Music helping special needs children learn

A special needs child plays drums at Hill Preparatory School in Kampala during a concert at the school recently. Photo by Desire Mbabali

What you need to know:

  • Music can be a good tool in teaching and learning in schools but it is more important when given as therapy for children with special needs whose development is slower than normal.

Marvin Kisembo, 13, is one of the students at Hill Preparatory School’s special needs centre, whose life has been transformed by music therapy. As testified by his music teacher and family friend, Dennis Ntale, “It seemed like a joke when he started out. He could not articulate words. He had no rhythm and no concentration at all. Today, he is one of our best pupils when it comes to music,” he says.

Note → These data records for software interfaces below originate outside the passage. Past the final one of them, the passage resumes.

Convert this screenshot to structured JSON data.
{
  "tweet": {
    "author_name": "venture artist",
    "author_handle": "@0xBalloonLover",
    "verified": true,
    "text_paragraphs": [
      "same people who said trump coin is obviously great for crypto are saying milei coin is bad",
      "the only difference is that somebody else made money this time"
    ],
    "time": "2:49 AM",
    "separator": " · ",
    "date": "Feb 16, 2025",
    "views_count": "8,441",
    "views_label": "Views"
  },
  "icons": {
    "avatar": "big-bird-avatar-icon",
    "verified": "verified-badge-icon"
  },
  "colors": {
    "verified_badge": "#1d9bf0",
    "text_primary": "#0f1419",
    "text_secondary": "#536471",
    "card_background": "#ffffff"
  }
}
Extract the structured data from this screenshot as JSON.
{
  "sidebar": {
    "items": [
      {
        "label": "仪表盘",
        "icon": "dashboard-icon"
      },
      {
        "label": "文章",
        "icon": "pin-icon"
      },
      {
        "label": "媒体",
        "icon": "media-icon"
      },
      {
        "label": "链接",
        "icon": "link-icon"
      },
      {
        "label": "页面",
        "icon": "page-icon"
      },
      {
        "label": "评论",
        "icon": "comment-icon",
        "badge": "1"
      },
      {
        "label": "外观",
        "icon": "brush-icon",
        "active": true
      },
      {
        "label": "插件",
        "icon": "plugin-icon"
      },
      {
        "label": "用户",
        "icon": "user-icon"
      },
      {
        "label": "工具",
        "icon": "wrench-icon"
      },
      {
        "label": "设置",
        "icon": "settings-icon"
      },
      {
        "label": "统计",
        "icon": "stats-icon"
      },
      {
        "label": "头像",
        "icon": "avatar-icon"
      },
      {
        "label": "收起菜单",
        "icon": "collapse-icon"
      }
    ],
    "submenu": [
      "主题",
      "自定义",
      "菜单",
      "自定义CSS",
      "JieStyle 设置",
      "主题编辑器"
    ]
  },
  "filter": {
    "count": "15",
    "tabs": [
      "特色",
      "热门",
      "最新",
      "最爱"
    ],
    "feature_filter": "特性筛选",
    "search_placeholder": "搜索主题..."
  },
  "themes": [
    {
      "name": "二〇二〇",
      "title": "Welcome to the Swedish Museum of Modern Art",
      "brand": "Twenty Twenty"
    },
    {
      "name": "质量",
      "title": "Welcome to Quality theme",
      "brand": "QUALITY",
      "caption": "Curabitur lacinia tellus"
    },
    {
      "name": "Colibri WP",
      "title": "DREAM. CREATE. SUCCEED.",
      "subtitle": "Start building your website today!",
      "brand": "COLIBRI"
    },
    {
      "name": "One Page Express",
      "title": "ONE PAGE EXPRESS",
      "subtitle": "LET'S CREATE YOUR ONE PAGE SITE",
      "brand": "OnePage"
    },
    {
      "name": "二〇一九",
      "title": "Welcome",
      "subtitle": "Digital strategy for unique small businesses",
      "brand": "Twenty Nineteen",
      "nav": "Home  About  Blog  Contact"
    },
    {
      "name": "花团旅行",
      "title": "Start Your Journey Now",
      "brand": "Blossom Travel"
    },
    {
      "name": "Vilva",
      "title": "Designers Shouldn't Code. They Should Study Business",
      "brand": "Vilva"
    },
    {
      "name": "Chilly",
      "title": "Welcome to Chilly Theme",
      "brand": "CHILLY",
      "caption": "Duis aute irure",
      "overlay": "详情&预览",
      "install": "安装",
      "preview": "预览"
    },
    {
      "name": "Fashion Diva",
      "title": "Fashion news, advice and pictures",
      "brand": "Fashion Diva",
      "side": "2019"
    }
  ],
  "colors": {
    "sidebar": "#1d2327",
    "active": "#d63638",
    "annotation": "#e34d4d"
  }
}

Overtime, it has been proven that music therapy is instrumental in educating children with special needs. “In this category, we have children with nodding syndrome, Down syndrome, autism, dyslexia, and general processing disorders.” Betty Akidi, a visiting music therapist at the centre, says. She explains that these disorders affect the child’s memory, growth, teamwork, communication, concentration, among other things.

How it works
“Every child has their unique special needs, and as teachers, our first step is to identify what special care to give them. Moreover, music therapy can be used in the academic learning process, as well as in imparting daily life skills in children,” Florence Nsangi, a special needs teacher at Hill Preparatory School, explains.

Music therapy can be used in every subject. For example in mathematics, you can create a rhythm by clapping from numbers one to number eight, and this can go on for weeks until all the children get it right.

To separate odd numbers from even numbers, a rhythm can also be created by stomping the feet to create loud sound for even numbers and less pronounced sound for odd numbers.

“The learning process becomes both easy and entertaining, but at the same time, children learn to count, communicate, concentrate and work as a team, Akidi explains.

More to that, you can compose songs about topics studied in class as music teacher, Peter Kitumba says. “Pupils learn quicker and faster with rhymes. Sometimes, we deal with children who cannot write. So how do I teach a child without them writing? I resort to music.” Composing interactive and dramatic rhymes on topics such as types of houses, parts of the human body and Bible stories among others has so far been successful in quickening the learning process.

The initiative
Two weeks ago, Hill Preparatory School, Naguru which is one of the primary schools that provide an inclusive environment for children with special needs and regular children hosted students from the Berklee College of Music in Boston MA, to create awareness around the benefits of music therapy and techniques that can be used to enhance learning, cognitive development and alleviate pain.

“The main reason we are here is to see how we can collaborate in implementing music therapy at this school, because it is the fastest way of opening up children with special needs to be able to socialise, communicate, and to see how music therapy can be included in the academic curriculum of the school,” Carol Smith, one of the co-founders of Ubuntu Music Therapy Initiative, mentions.

The music programme was introduced by Jazz saxophonist, Caesar Kajura, in an initiative to bring music therapy to children with special needs at Hill Preparatory School.

This, however, is not exclusive to children with special needs, but brings together regular children in the school as well to have free interactions between the two groups.
Ambrose Lukusa Kibuuka, the school’s head teacher, says sometimes special needs children develop fast and are integrated in classes of regular children. “We have children in the special needs centre that gradually pick up academically and are able to be in the general class.

And we have those with severe situations that need special attention, those learn from the centre though they interact with their fellow pupils in other different activities.”

The centre is home to 60 children with special needs, and a population of about 400 regular pupils, both groups employing music therapy as an academic learning tool, with regular pupils paying Shs430,000, the integrated Shs750,000, and those in the special needs centre Shs970,000. All pupils are in day school.

Music as learning tool
Valuable teaching tool. It makes complex concepts more accessible and enjoyable. It facilitates language learning. Upbeat or uplifting music also may enhance cognitive abilities.

Brain control. Music appears to light up various regions of the brain related to language, hearing and motor control.

Builds character. Music is a great way to engage children in powerful lessons, such as teaching them social and emotional skills. These skills help boost academic performance, improve problem-solving and decision-making, and reduce conduct problems and emotional distress.